- Exercise instructions
In your copy, leave out the pictures and reproduce the listing below exactly.
• • • •
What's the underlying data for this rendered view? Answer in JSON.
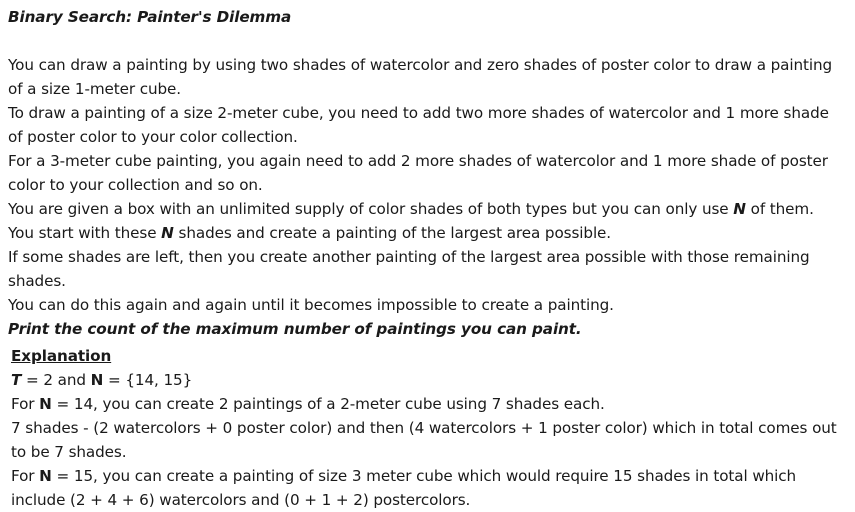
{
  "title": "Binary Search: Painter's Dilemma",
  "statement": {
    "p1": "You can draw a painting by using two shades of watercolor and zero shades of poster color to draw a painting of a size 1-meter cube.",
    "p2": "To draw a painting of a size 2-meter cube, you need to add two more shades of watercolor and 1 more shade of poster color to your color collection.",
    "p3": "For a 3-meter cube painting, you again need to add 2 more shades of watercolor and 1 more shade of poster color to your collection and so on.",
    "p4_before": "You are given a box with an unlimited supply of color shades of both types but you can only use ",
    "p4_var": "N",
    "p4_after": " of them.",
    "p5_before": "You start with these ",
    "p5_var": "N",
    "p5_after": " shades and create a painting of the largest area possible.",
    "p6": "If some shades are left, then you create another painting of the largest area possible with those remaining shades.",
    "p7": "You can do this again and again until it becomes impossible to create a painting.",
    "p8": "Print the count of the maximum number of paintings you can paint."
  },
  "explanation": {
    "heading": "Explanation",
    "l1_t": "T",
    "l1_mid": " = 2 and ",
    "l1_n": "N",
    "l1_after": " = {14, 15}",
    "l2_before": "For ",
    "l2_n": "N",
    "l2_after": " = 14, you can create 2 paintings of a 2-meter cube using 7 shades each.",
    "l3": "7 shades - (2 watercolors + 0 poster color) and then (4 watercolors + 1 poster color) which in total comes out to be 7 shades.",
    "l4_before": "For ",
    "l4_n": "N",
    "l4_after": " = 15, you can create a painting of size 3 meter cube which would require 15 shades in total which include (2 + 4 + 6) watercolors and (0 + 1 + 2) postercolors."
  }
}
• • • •
- Result for this exercise
What's the underlying data for this rendered view? Answer in JSON.
{
  "title": "Binary Search: Painter's Dilemma",
  "statement": {
    "p1": "You can draw a painting by using two shades of watercolor and zero shades of poster color to draw a painting of a size 1-meter cube.",
    "p2": "To draw a painting of a size 2-meter cube, you need to add two more shades of watercolor and 1 more shade of poster color to your color collection.",
    "p3": "For a 3-meter cube painting, you again need to add 2 more shades of watercolor and 1 more shade of poster color to your collection and so on.",
    "p4_before": "You are given a box with an unlimited supply of color shades of both types but you can only use ",
    "p4_var": "N",
    "p4_after": " of them.",
    "p5_before": "You start with these ",
    "p5_var": "N",
    "p5_after": " shades and create a painting of the largest area possible.",
    "p6": "If some shades are left, then you create another painting of the largest area possible with those remaining shades.",
    "p7": "You can do this again and again until it becomes impossible to create a painting.",
    "p8": "Print the count of the maximum number of paintings you can paint."
  },
  "explanation": {
    "heading": "Explanation",
    "l1_t": "T",
    "l1_mid": " = 2 and ",
    "l1_n": "N",
    "l1_after": " = {14, 15}",
    "l2_before": "For ",
    "l2_n": "N",
    "l2_after": " = 14, you can create 2 paintings of a 2-meter cube using 7 shades each.",
    "l3": "7 shades - (2 watercolors + 0 poster color) and then (4 watercolors + 1 poster color) which in total comes out to be 7 shades.",
    "l4_before": "For ",
    "l4_n": "N",
    "l4_after": " = 15, you can create a painting of size 3 meter cube which would require 15 shades in total which include (2 + 4 + 6) watercolors and (0 + 1 + 2) postercolors."
  }
}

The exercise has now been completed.